::: Extracted data :::

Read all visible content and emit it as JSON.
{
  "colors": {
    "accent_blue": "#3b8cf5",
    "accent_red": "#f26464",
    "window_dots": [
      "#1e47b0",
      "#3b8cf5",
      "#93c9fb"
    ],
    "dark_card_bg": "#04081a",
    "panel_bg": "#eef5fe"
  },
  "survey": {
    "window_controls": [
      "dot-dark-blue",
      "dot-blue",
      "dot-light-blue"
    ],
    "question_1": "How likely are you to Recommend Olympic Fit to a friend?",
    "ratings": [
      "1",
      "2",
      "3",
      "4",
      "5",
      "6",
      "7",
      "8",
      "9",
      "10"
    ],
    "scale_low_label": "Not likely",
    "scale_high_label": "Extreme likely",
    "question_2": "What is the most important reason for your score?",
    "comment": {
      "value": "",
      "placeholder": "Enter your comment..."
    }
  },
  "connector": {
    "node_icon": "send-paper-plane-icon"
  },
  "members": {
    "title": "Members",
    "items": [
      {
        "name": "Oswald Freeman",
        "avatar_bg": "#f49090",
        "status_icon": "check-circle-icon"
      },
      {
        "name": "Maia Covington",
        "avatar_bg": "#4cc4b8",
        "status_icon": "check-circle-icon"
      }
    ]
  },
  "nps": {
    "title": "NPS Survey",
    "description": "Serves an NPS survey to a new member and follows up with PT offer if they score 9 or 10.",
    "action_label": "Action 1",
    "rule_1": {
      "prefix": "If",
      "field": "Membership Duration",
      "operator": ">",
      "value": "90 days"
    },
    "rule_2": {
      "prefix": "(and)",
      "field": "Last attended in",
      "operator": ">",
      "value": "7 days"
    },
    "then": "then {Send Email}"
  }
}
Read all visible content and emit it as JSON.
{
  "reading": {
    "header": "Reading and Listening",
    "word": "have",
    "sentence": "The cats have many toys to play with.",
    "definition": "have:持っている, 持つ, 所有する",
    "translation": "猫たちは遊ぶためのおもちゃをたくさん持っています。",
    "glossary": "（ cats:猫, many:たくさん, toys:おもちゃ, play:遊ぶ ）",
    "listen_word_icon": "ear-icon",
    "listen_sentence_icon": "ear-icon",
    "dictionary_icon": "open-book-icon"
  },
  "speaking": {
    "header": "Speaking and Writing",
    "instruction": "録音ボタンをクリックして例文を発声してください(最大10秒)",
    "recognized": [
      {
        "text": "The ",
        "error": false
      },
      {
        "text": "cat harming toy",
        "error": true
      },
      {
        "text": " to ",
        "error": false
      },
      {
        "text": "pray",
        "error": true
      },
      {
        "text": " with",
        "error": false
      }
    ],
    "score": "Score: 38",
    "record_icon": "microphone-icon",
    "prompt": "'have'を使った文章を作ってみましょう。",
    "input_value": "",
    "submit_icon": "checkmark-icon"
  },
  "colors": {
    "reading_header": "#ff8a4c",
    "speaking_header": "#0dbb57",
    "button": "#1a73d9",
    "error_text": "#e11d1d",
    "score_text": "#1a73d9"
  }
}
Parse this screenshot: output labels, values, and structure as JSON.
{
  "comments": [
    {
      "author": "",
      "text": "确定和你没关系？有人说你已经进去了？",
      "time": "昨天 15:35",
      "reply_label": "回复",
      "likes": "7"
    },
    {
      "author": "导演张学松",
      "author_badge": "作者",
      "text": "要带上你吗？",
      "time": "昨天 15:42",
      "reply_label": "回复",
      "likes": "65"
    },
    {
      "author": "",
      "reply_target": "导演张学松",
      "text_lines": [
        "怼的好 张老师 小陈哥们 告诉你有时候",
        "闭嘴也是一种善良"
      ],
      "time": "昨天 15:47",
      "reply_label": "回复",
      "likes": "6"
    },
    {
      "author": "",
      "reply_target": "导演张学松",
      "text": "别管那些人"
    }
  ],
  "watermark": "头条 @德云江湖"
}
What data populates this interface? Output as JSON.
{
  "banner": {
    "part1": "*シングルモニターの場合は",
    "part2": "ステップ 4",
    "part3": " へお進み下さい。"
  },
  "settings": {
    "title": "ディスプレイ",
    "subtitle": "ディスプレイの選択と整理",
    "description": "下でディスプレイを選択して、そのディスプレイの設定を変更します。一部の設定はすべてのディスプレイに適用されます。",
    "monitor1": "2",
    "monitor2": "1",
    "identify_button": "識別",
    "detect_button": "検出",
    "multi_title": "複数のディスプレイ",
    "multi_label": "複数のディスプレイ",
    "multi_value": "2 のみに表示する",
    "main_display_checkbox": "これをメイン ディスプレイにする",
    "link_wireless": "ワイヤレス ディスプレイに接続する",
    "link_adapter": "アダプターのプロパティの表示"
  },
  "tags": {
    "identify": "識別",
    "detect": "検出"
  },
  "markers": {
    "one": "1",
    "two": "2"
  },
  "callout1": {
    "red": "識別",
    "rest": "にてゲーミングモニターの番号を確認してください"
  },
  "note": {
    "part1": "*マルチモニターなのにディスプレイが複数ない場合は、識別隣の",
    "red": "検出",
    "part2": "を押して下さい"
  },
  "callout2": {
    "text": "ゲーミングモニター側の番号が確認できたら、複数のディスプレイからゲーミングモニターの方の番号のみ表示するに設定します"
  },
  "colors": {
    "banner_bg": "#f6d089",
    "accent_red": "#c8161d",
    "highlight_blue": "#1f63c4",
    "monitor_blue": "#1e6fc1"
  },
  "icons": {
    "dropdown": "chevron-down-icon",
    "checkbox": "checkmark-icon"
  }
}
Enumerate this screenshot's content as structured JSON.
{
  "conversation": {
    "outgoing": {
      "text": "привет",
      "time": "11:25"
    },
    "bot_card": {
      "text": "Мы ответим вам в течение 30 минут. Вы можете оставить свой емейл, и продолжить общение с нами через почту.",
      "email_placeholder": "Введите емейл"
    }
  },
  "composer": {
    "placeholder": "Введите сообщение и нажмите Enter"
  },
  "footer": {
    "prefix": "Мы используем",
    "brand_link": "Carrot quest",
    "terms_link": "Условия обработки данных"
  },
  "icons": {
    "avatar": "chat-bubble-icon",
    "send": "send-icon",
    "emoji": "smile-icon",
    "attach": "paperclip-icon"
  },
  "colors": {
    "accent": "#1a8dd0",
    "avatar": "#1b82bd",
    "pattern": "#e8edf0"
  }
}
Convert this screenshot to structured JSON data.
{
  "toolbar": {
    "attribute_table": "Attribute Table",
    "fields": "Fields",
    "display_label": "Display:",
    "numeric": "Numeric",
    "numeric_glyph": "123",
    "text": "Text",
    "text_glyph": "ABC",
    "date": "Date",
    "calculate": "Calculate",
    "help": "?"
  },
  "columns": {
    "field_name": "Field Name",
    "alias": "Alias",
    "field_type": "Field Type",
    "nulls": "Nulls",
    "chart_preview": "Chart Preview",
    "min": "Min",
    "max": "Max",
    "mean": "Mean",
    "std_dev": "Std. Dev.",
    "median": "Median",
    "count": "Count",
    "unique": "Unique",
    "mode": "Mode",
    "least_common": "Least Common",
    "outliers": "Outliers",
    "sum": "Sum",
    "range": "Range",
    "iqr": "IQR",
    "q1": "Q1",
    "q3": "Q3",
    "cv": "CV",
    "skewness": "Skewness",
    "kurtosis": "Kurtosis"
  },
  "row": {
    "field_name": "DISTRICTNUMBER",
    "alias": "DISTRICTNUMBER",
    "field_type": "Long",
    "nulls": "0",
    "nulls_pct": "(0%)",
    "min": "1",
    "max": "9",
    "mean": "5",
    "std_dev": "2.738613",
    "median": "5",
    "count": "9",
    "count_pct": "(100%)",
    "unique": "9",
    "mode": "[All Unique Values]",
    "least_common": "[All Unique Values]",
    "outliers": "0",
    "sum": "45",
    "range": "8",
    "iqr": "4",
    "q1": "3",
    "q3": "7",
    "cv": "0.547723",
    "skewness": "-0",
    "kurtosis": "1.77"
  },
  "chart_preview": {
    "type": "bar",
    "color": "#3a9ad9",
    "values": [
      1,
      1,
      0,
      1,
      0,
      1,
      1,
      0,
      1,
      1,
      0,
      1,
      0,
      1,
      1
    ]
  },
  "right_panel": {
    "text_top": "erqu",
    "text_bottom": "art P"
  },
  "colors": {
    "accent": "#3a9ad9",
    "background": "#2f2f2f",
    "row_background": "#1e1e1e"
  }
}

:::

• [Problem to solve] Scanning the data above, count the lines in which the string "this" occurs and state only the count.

• [Completed exercise] 4